Recent successes combine reinforcement learning algorithms and deep neural networks, despite reinforcement learning not being widely applied to robotics and real world scenarios. This can be attributed to the fact that current state-of-the-art, end-to-end reinforcement learning approaches still require thousands or millions of data samples to converge to a satisfactory policy and are subject to catastrophic failures during training. Conversely, in real world scenarios and after just a few data samples, humans are able to either provide demonstrations of the task, intervene to prevent catastrophic actions, or simply evaluate if the policy is performing correctly. This research investigates how to integrate these human interaction modalities to the reinforcement learning loop, increasing sample efficiency and enabling real-time reinforcement learning in robotics and real world scenarios. This novel theoretical foundation is called Cycle-of-Learning, a reference to how different human interaction modalities, namely, task demonstration, intervention, and evaluation, are cycled and combined to reinforcement learning algorithms. Results presented in this work show that the reward signal that is learned based upon human interaction accelerates the rate of learning of reinforcement learning algorithms and that learning from a combination of human demonstrations and interventions is faster and more sample efficient when compared to traditional supervised learning algorithms. Finally, Cycle-of-Learning develops an effective transition between policies learned using human demonstrations and interventions to reinforcement learning. The theoretical foundation developed by this research opens new research paths to human-agent teaming scenarios where autonomous agents are able to learn from human teammates and adapt to mission performance metrics in real-time and in real world scenarios.
The challenge of establishing assurance in autonomy is rapidly attracting increasing interest in the industry, government, and academia. Autonomy is a broad and expansive capability that enables systems to behave without direct control by a human operator. To that end, it is expected to be present in a wide variety of systems and applications. A vast range of industrial sectors, including (but by no means limited to) defense, mobility, health care, manufacturing, and civilian infrastructure, are embracing the opportunities in autonomy yet face the similar barriers toward establishing the necessary level of assurance sooner or later. Numerous government agencies are poised to tackle the challenges in assured autonomy. Given the already immense interest and investment in autonomy, a series of workshops on Assured Autonomy was convened to facilitate dialogs and increase awareness among the stakeholders in the academia, industry, and government. This series of three workshops aimed to help create a unified understanding of the goals for assured autonomy, the research trends and needs, and a strategy that will facilitate sustained progress in autonomy. The first workshop, held in October 2019, focused on current and anticipated challenges and problems in assuring autonomous systems within and across applications and sectors. The second workshop held in February 2020, focused on existing capabilities, current research, and research trends that could address the challenges and problems identified in workshop. The third event was dedicated to a discussion of a draft of the major findings from the previous two workshops and the recommendations.

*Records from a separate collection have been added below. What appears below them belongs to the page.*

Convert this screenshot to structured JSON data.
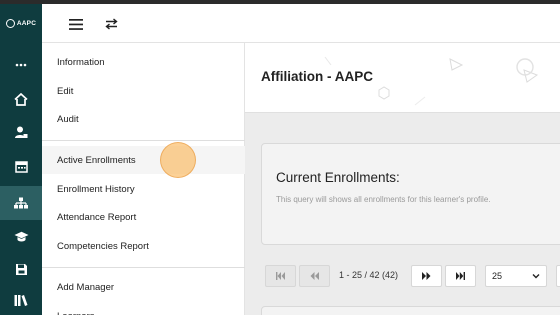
{
  "app": {
    "logo_text": "AAPC"
  },
  "rail": {
    "icons": [
      "more-icon",
      "home-icon",
      "learner-icon",
      "calendar-icon",
      "org-chart-icon",
      "graduation-cap-icon",
      "save-icon",
      "library-icon"
    ],
    "active": "org-chart-icon"
  },
  "header": {
    "menu_icon": "hamburger-icon",
    "switch_icon": "swap-arrows-icon"
  },
  "submenu": {
    "group1": [
      "Information",
      "Edit",
      "Audit"
    ],
    "group2": [
      "Active Enrollments",
      "Enrollment History",
      "Attendance Report",
      "Competencies Report"
    ],
    "group3": [
      "Add Manager",
      "Learners"
    ]
  },
  "main": {
    "title": "Affiliation - AAPC",
    "card": {
      "heading": "Current Enrollments:",
      "description": "This query will shows all enrollments for this learner's profile."
    },
    "pager": {
      "range_text": "1 - 25 / 42 (42)",
      "page_size": "25"
    }
  },
  "colors": {
    "rail_bg": "#0f3c3f",
    "rail_active": "#2c5f62",
    "cursor": "#fab85e"
  }
}
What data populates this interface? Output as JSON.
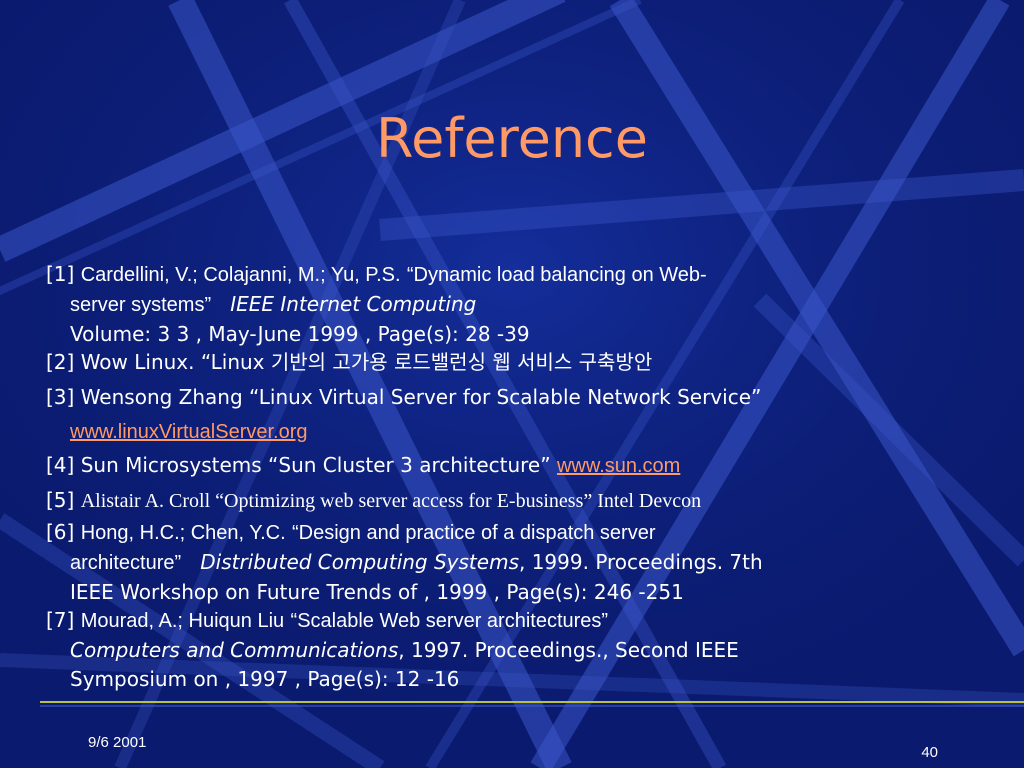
{
  "slide": {
    "title": "Reference",
    "colors": {
      "background": "#0a1a6e",
      "accent": "#ff9966",
      "text": "#ffffff",
      "footer_rule": "#b8c040"
    },
    "references": [
      {
        "num": "[1]",
        "authors": "Cardellini, V.; Colajanni, M.; Yu, P.S.",
        "title_line1": "“Dynamic load balancing on Web-",
        "title_line2": "server systems”",
        "journal": "IEEE Internet Computing",
        "details": "Volume: 3 3 , May-June 1999 , Page(s): 28 -39"
      },
      {
        "num": "[2]",
        "authors": "Wow Linux.",
        "title": "“Linux 기반의 고가용 로드밸런싱 웹 서비스 구축방안"
      },
      {
        "num": "[3]",
        "authors": "Wensong Zhang",
        "title": "“Linux Virtual Server for Scalable Network Service”",
        "link": "www.linuxVirtualServer.org"
      },
      {
        "num": "[4]",
        "authors": "Sun Microsystems",
        "title": "“Sun Cluster 3 architecture”",
        "link": "www.sun.com"
      },
      {
        "num": "[5]",
        "text": "Alistair A. Croll “Optimizing web server access for E-business” Intel Devcon"
      },
      {
        "num": "[6]",
        "authors": "Hong, H.C.; Chen, Y.C.",
        "title_line1": "“Design and practice of a dispatch server",
        "title_line2": "architecture”",
        "journal": "Distributed Computing Systems",
        "details_line1": ", 1999. Proceedings. 7th",
        "details_line2": "IEEE Workshop on Future Trends of , 1999 , Page(s): 246 -251"
      },
      {
        "num": "[7]",
        "authors": "Mourad, A.; Huiqun Liu",
        "title": "“Scalable Web server architectures”",
        "journal": "Computers and Communications",
        "details_line1": ", 1997. Proceedings., Second IEEE",
        "details_line2": "Symposium on , 1997 , Page(s): 12 -16"
      }
    ],
    "footer": {
      "date": "9/6 2001",
      "page_number": "40"
    }
  }
}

The capability and spread of such systems have reached the point where they are beginning to touch much of everyday life. However, regulators grapple with how to deal with autonomous systems, for example how could we certify an Unmanned Aerial System for autonomous use in civilian airspace? We here analyse what is needed in order to provide verified reliable behaviour of an autonomous system, analyse what can be done as the state-of-the-art in automated verification, and propose a roadmap towards developing regulatory guidelines, including articulating challenges to researchers, to engineers, and to regulators. Case studies in seven distinct domains illustrate the article. Keywords: autonomous systems; certification; verification; Artificial Intelligence 1 Introduction Since the dawn of human history, humans have designed, implemented and adopted tools to make it easier to perform tasks, often improving efficiency, safety, or security.